Earlier this morning, the world held its collective breath as reports emerged of an unprecedented Western airstrike on Syrian soil, as American, British and French forces came together to launch the attacks. It came as a direct consequence of chemical attacks on the town of Douma back on April 7, and threatens to exacerbate tensions between Russia and the West as Vladimir Putin promised swift retribution.

All three leaders of the Western powers carrying out these attacks each took their turn in the wake of the airstrikes to not only confirm they occurred, but also to condemn the use of chemical weapons in any shape or form. UK Prime Minister Theresa May admitted there was "no alternative path" while French president Emmanuel Macron tweeted that a "red line has been crossed" by Syrian leader Bashar al-Assad.

Somewhat curiously, however, beyond the official statement, US president Donald Trump had largely kept his counsel over the attacks. Prior to the airstrikes and in the wake of the chemical attacks last Saturday, Trump had been promising a retaliation on Twitter, calling Assad "a Gas Killing Animal".

But now, Trump has broken his silence, and made his first tweet since the airstrikes. Taking to his favoured social media sight earlier today, Donald Trump referred to the strikes as "perfectly executed", while also taking the time to congratulate America's allies and declaring "Mission accomplished" when it came to deterring chemical weapons.

In reply to this tweet, the much-maligned 45th President of the United States is under fire once more from the Twitter community, with many deciding to criticise the decision. "Looking to improve your poll numbers? You care little about Syrian people. Moron," said one, while another referred to an infamous speech by former President George W Bush,  following an attack on Iraq in May 2003.

US General Joseph Dunford said that the focus of the airstrikes were chemical weapons facilities located in the city of Homs as well as capital city Damascus, and it remains to be seen how these airstrikes will affect the production of these weapons. One expected effect, however, seems to be retaliation from the Russian government.

In a statement following the bombings, Russian Ambassador to the United States Anatoly Antonov promised in an official statement that preparations for "a pre-designed scenario" were already underway, and that by striking Syrian soil, the UK, France and America were being "insulting" to Vladimir Putin.

"A pre-designed scenario is being implemented. Again, we are being threatened. We warned that such actions will not be left without consequences. Insulting the President of Russia is unacceptable and inadmissible. The U.S. – the possessor of the biggest arsenal of chemical weapons – has no moral right to blame other countries."

In the wake of these attacks, Donald Trump seems in a confident and boisterous mood, but his mindset may not be one shared across the rest of the world.

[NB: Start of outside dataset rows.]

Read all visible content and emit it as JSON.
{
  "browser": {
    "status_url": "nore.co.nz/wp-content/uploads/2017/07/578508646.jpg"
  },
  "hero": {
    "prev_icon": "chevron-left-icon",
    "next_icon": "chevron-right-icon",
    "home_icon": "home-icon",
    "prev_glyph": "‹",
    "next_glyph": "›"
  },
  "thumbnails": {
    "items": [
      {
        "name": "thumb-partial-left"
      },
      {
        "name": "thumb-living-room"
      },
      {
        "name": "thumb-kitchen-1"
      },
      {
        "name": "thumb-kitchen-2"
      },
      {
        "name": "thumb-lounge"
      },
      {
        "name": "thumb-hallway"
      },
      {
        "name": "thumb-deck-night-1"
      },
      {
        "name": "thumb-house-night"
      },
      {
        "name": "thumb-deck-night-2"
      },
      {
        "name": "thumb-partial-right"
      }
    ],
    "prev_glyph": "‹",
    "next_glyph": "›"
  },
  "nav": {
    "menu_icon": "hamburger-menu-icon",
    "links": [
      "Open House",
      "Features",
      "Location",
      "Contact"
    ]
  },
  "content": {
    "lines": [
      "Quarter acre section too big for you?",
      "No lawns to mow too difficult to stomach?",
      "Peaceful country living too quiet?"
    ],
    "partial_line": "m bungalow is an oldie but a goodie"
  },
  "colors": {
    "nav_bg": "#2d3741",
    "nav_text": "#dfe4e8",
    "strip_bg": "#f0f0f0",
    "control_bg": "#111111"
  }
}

With Putin promising a response and tensions between America and Russia creeping towards Cold War levels, it's almost certain this won't be the end of the story when it comes to outside involvement in the Syrian conflict.